== The problem ==
When a line in the entries below contains the word "settings", copy that line.

App and web page records:
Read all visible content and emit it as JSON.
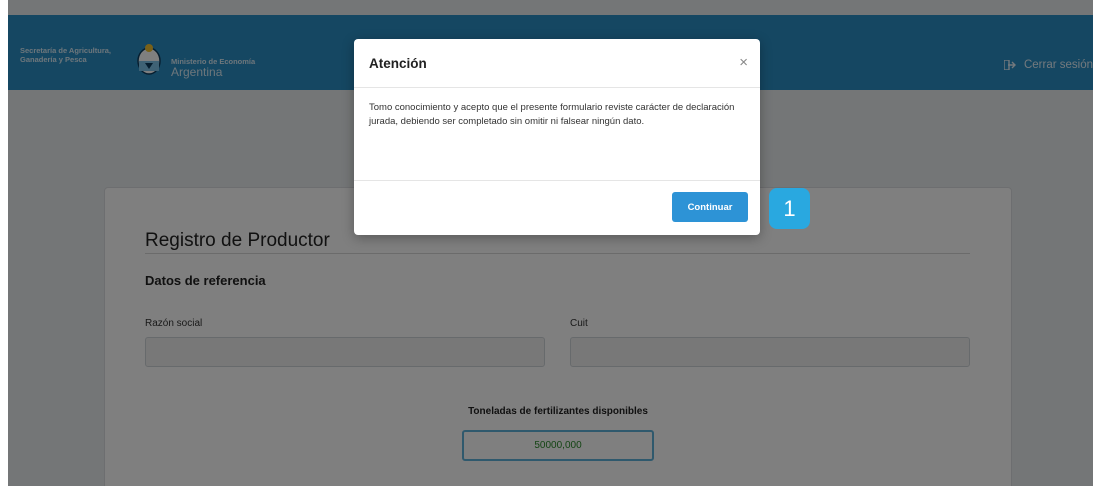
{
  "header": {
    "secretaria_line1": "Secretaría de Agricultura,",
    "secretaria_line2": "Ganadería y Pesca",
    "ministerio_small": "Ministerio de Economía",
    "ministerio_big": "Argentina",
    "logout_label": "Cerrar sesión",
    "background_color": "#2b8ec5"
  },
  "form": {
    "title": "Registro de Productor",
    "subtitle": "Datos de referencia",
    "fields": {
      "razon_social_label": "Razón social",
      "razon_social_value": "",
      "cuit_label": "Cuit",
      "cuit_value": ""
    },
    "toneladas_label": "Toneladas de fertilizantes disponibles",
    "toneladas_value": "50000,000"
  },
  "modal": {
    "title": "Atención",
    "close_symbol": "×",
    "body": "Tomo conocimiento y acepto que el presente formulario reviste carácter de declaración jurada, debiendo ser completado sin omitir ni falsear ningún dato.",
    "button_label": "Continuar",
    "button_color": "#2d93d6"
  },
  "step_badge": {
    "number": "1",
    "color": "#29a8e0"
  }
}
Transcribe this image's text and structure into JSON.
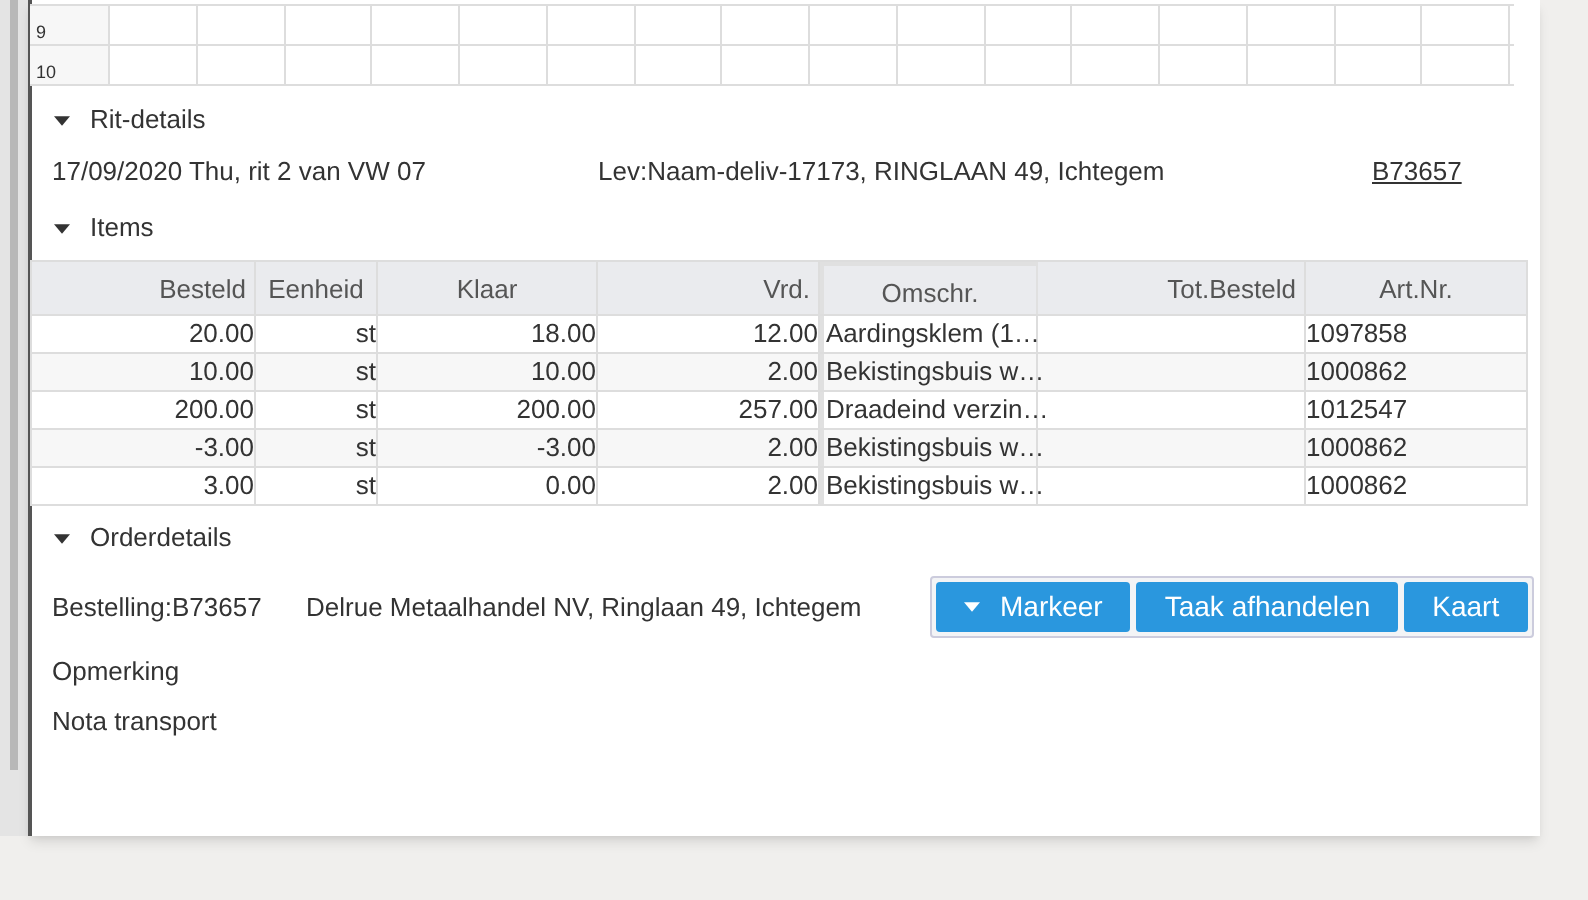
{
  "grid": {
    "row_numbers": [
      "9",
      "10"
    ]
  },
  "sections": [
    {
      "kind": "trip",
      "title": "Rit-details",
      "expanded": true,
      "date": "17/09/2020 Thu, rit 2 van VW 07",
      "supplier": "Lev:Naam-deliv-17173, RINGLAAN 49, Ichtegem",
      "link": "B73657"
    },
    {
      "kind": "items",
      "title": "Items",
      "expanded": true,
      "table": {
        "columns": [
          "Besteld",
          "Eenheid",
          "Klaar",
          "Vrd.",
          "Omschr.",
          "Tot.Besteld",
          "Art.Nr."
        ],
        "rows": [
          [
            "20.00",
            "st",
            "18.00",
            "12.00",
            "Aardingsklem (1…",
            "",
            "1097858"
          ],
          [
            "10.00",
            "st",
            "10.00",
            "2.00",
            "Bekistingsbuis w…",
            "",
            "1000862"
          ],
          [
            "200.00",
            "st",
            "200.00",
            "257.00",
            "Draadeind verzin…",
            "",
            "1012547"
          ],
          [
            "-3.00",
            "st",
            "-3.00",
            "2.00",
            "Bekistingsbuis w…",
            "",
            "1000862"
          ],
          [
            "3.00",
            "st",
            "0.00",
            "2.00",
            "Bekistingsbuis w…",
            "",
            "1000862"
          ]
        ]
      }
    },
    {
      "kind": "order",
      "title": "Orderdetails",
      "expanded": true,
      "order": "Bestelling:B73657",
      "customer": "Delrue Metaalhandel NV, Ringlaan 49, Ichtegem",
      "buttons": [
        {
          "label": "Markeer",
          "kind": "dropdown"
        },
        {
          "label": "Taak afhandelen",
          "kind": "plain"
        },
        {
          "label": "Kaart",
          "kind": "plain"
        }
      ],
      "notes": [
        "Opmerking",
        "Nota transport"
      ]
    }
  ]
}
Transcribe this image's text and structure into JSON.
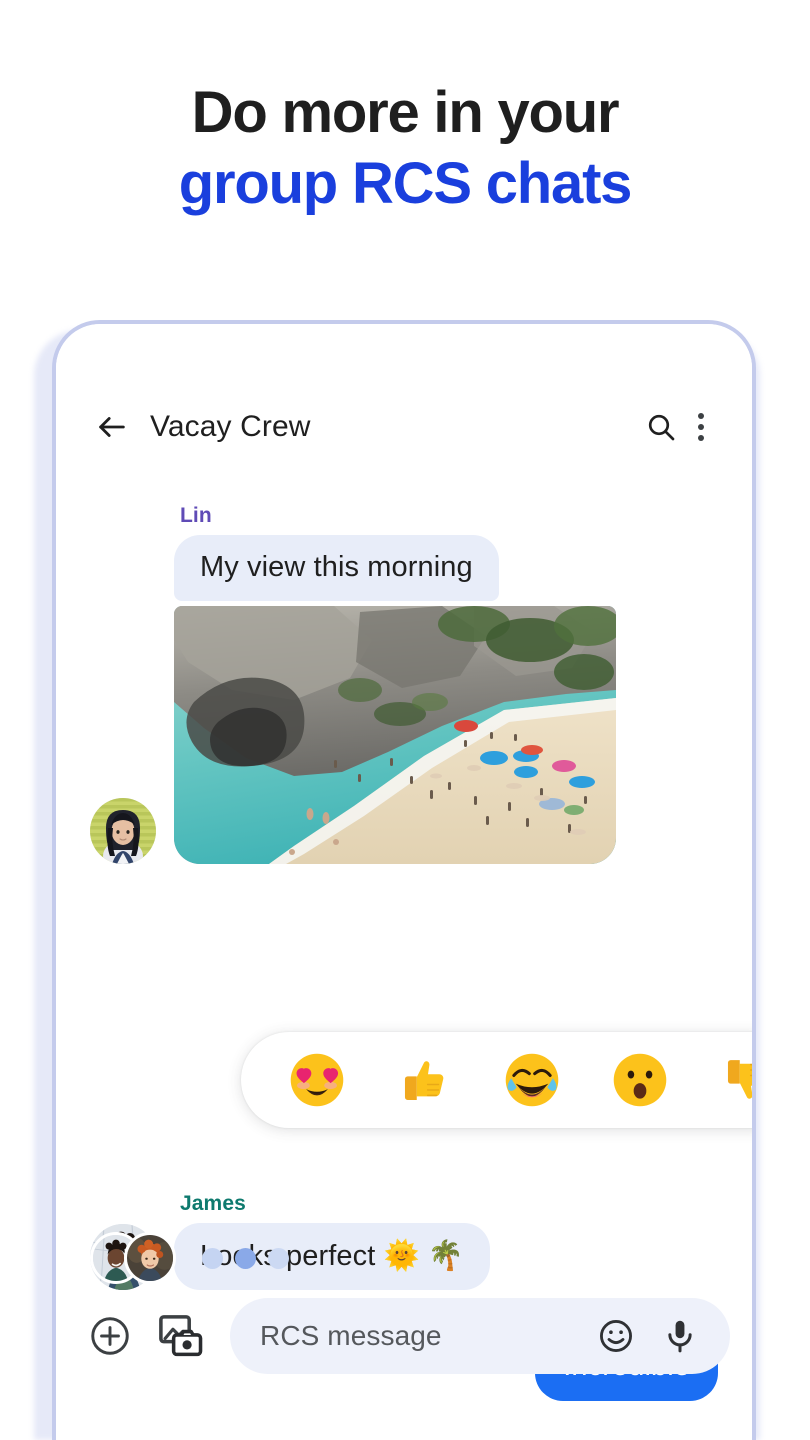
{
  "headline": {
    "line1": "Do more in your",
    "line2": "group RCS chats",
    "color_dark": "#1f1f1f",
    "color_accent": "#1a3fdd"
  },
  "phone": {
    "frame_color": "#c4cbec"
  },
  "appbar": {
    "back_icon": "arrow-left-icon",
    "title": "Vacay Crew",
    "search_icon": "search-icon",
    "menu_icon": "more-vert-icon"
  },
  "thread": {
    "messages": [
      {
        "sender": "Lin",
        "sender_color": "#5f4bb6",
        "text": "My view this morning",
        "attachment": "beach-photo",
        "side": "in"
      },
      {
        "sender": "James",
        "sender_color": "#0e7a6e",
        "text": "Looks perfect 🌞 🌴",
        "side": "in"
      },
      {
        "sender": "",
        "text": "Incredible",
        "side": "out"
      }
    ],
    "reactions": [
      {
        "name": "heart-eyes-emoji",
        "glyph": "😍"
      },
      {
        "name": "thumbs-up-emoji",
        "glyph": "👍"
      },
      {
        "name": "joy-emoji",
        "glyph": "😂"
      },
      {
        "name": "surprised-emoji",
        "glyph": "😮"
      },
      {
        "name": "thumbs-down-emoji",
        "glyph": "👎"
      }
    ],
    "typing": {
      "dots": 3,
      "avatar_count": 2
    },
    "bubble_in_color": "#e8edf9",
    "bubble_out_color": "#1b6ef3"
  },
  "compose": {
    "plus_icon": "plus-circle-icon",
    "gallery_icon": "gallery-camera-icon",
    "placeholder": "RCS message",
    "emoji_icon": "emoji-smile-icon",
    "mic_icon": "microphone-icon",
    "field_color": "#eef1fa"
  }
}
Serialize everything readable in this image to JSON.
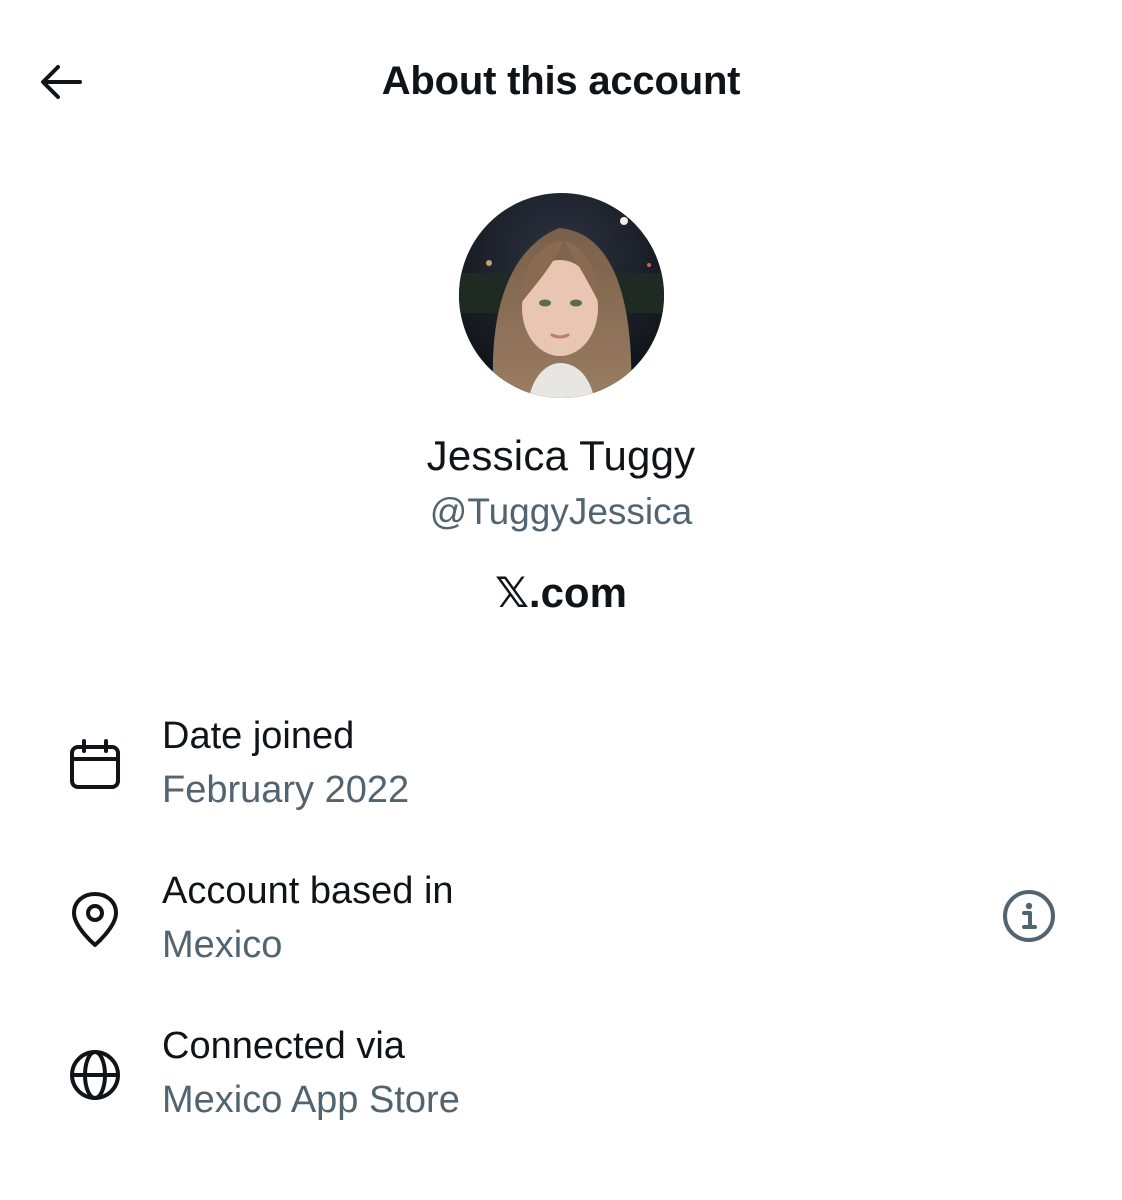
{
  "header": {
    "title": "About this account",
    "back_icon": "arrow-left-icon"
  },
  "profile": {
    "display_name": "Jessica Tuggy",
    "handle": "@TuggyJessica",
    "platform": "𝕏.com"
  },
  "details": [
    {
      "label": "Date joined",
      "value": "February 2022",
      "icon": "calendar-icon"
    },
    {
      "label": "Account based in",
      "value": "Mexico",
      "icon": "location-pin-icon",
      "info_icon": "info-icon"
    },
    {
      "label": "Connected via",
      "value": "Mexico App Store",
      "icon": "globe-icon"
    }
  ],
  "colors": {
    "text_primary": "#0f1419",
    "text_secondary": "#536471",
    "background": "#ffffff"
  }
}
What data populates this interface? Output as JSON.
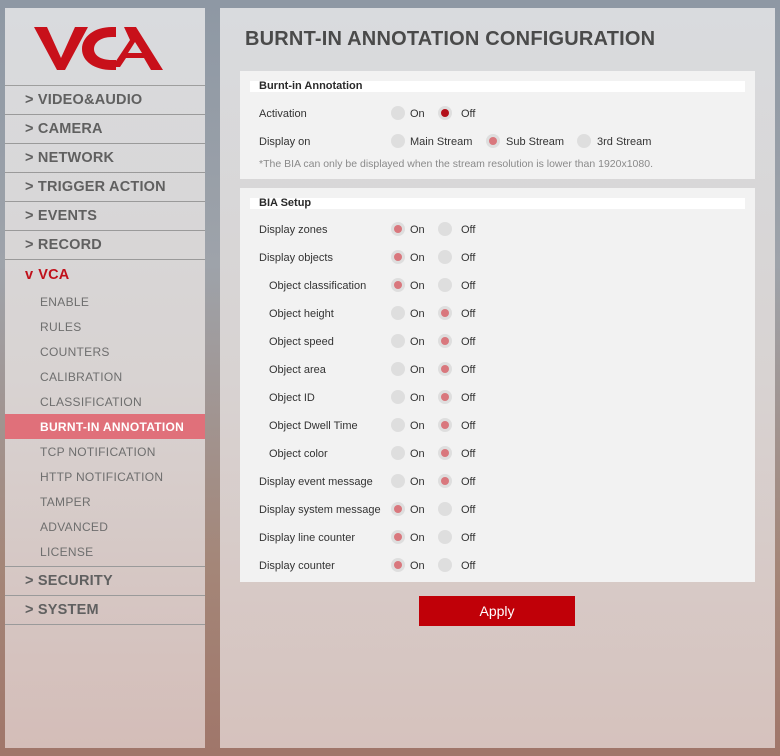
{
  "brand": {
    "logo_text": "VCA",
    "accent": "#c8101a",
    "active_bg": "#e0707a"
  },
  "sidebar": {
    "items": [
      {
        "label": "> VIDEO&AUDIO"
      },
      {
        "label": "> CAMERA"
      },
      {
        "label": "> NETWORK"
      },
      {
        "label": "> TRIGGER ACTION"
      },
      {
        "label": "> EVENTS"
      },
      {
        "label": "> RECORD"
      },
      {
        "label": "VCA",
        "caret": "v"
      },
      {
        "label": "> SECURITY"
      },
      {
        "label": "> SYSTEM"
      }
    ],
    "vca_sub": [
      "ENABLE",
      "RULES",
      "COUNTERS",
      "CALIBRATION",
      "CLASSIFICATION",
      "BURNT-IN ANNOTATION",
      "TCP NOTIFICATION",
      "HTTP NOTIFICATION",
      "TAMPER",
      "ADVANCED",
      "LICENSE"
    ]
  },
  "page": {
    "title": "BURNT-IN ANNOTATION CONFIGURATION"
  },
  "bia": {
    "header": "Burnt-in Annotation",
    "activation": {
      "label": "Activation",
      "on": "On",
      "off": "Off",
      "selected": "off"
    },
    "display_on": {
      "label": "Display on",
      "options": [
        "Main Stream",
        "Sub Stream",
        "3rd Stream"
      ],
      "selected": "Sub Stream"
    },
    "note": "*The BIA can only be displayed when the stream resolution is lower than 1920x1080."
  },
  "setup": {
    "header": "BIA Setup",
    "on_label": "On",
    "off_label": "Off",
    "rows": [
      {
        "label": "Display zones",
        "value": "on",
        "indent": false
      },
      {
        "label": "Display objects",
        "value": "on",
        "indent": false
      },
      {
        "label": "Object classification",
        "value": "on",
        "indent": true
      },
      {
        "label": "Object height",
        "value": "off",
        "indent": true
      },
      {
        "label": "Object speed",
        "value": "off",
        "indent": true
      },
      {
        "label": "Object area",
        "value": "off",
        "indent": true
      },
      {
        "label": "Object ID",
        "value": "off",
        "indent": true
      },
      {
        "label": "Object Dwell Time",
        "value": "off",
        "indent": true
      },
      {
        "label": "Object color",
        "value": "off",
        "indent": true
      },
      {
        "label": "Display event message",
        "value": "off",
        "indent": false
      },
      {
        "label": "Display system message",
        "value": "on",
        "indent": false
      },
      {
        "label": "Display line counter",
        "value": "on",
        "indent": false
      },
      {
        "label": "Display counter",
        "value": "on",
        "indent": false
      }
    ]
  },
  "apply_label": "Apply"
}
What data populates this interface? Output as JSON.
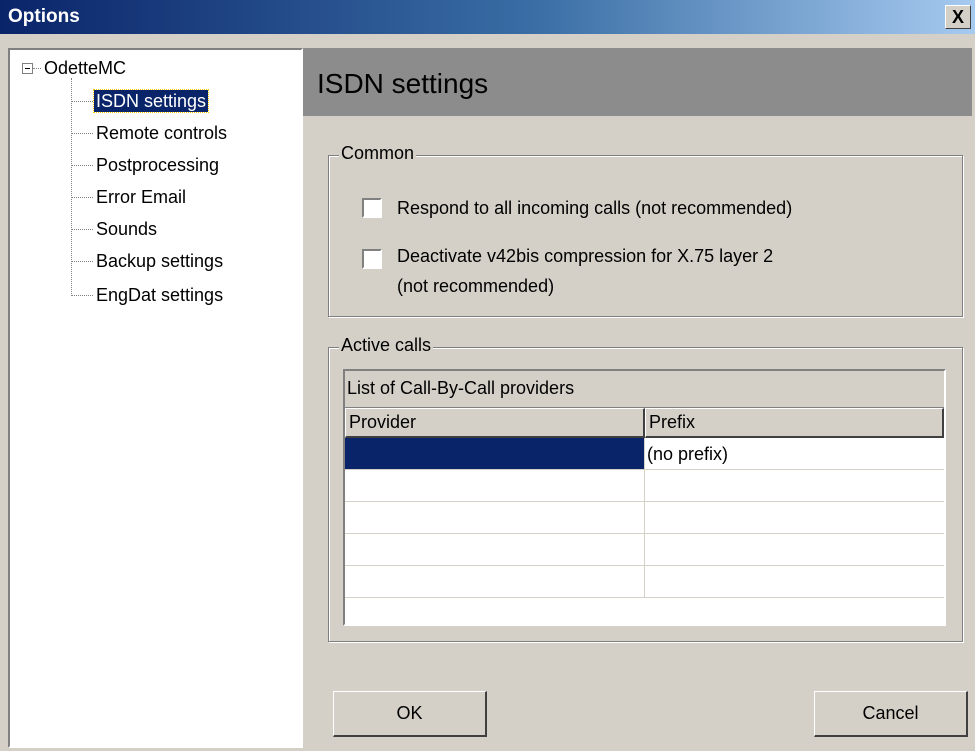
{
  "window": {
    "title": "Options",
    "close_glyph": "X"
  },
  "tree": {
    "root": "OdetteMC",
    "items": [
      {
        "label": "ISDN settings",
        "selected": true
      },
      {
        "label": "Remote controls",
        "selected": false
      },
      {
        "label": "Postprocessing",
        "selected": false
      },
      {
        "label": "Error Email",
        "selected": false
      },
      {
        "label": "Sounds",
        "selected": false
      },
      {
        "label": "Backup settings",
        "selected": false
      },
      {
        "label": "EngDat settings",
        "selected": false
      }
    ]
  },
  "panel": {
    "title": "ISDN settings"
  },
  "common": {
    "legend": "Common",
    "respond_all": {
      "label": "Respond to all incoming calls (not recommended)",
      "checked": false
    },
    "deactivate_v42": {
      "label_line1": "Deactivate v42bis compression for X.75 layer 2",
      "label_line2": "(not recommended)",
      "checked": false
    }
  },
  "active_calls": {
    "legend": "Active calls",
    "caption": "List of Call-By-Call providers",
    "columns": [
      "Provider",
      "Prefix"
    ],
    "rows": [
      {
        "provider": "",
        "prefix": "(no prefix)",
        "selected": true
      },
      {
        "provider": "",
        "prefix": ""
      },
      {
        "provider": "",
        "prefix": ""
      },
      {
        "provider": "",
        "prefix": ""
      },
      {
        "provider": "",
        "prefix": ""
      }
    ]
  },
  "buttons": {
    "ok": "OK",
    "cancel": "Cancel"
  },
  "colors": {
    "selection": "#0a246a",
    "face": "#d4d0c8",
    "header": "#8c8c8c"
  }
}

== Written reply ==
        "label": "ISDN settings",
        "label": "Backup settings",
        "label": "EngDat settings",
    "title": "ISDN settings"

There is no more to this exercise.